5 thousand dollars!
Kośnik lost his job at Film after martial law was declared. He didn’t really have to worry too much though, as he was hired almost instantly by the French agency Gamma. He was to photograph everything he could – demonstrations, protests, fights with the police, everyday life, but, most importantly – the life of the opposition. As early as the Solidarność festival, when regional structures were being established, he volunteered in the Masovia area as a photographer in order to be as close as possible to all the events connected to the movement. In the martial law period, he photographed all the protests organised by the then-illegal Solidarność until the end of the 1980s.
I gave my pictures to Gamma via the French Embassy, which was quite an unnerving undertaking. The police were used to searching everyone even approaching the embassies of Western countries. They also sometimes conducted house searches, and, most often, destroyed cameras during protests. However, this practice was foreseen by Gamma, who gave me a Nikkormat camera: a bulky, incredibly heavy piece of equipment made especially for war reporters. During one of the protests a Security Service member threw it down the staircase where I was hidden. It barely got scratched.

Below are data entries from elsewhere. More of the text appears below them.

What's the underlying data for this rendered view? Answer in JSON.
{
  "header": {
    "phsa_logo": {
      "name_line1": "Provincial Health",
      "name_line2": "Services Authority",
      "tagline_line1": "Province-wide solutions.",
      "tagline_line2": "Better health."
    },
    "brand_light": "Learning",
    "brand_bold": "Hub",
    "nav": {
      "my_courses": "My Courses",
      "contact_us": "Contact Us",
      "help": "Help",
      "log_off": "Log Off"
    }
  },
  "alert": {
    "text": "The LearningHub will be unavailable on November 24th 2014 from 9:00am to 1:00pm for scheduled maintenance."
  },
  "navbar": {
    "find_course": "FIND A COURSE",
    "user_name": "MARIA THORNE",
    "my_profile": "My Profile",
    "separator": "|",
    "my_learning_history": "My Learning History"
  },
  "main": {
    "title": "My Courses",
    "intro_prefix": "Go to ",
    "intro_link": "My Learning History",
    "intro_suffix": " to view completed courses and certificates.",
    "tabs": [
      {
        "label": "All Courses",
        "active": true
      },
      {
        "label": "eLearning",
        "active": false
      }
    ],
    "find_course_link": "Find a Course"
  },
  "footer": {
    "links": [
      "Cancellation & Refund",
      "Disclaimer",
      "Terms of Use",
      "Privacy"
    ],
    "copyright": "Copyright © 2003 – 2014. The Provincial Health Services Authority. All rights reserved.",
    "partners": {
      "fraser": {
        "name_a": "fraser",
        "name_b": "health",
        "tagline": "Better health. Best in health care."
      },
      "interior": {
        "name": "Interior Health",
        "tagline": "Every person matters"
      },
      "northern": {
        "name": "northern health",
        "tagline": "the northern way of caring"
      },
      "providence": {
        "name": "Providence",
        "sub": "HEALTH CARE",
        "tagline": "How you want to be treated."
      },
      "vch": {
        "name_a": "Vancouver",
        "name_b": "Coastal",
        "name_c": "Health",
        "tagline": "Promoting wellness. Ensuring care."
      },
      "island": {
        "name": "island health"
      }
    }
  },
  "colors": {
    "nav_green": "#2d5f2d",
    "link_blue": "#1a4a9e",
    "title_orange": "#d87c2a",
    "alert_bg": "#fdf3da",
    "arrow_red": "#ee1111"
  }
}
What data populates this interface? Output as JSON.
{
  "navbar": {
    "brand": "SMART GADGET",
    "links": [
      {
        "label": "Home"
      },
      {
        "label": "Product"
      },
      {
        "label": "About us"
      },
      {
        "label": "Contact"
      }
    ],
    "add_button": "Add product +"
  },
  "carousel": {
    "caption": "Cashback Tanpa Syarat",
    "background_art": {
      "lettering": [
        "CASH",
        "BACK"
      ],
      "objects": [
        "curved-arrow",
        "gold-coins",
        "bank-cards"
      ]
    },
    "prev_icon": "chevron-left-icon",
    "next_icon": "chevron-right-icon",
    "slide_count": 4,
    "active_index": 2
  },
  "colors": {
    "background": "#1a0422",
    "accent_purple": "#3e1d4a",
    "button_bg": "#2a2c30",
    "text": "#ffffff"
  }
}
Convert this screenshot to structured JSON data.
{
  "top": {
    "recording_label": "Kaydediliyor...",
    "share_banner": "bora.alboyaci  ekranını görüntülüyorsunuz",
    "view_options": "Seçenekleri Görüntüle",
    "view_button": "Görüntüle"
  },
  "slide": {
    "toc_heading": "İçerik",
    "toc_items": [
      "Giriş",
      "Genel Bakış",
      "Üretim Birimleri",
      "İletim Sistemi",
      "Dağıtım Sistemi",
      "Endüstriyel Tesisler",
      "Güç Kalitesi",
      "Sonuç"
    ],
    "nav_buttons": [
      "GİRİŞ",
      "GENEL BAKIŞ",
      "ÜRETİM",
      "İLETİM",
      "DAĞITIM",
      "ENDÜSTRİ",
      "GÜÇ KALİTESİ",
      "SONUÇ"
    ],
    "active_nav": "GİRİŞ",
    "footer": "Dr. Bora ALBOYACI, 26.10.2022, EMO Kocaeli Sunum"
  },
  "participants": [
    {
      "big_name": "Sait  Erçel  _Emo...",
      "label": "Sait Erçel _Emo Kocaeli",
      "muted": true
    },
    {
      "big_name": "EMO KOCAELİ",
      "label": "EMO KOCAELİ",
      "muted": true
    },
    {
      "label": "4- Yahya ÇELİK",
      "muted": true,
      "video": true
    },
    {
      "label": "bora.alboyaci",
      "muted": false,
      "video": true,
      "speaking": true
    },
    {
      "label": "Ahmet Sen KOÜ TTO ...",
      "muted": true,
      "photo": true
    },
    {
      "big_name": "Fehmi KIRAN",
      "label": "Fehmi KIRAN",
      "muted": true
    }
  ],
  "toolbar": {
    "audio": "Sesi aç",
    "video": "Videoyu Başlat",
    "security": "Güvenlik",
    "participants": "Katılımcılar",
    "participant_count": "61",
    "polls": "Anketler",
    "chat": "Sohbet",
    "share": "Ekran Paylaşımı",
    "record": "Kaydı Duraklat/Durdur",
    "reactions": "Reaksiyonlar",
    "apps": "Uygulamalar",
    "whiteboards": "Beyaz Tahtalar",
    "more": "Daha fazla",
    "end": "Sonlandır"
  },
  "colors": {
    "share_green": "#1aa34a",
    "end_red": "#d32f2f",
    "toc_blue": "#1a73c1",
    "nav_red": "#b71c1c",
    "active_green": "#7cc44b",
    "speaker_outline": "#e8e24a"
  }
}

After a year of such a work, Kośnik finally went to Paris, to get money from the bank where the agency had opened an account for him. It turned out that he’d amassed 5 thousand dollars – the equivalent of around 250 average yearly Polish wages.
Of course, the photos with the highest demand were those of Lech Wałęsa. Photographers went to Gdańsk after even the slightest hint of him doing or saying something important.
When he received a Nobel Prize the whole country was celebrating. It was a breakthrough that awakened us from depression and slumber. This prize, we felt, was for all of us, for each of the 10 million people that had joined Solidarność.
‘Pacuła called in the middle of the night’
Throughout the 1980s, Kośnik was still working on his nudes. Even though he had nowhere to publish them, his exhibitions organised by various students’ clubs met with high attendance. The situation changed drastically after the transformation in 1989, when one after another different erotic magazines started appearing. He started working for magazines such as Plejtboj, for whom he photographed, among others, Ewa Sałacka. One of his favourite models was Joanna Pacuła:
She sometimes called me at midnight, saying: ‘You know, I’m at some boring banquet, get you ass here, bring a six-pack and a camera and we’ll take some photos’. Sure, most of the photos taken during these alcoholic sessions landed in the rubbish, but some of them are really dear to me, especially the one where Joasia is wearing my sock with the number 34 on them.
Among the stars that Kośnik photographed you can find such names as Jim Jarmusch, Anna Dymna, Richard Gere, Janusz Gajos, Nastassja Kinski, Roger Moore, John Travolta, Krzysztof Kieślowski, Grace Jones, and many more. His nude of Anna Dymna from 1979 was included in Jerzy Lewczyński’s list of Best 100 Polish photographs, and his photo of Joanna Janikowska taken in Cannes in 1995 for Playboy appeared in Playboy’s album 100 Most Beautiful Girls in the World.
Author: Krzysztof Miękus, April 2017. Translated by AS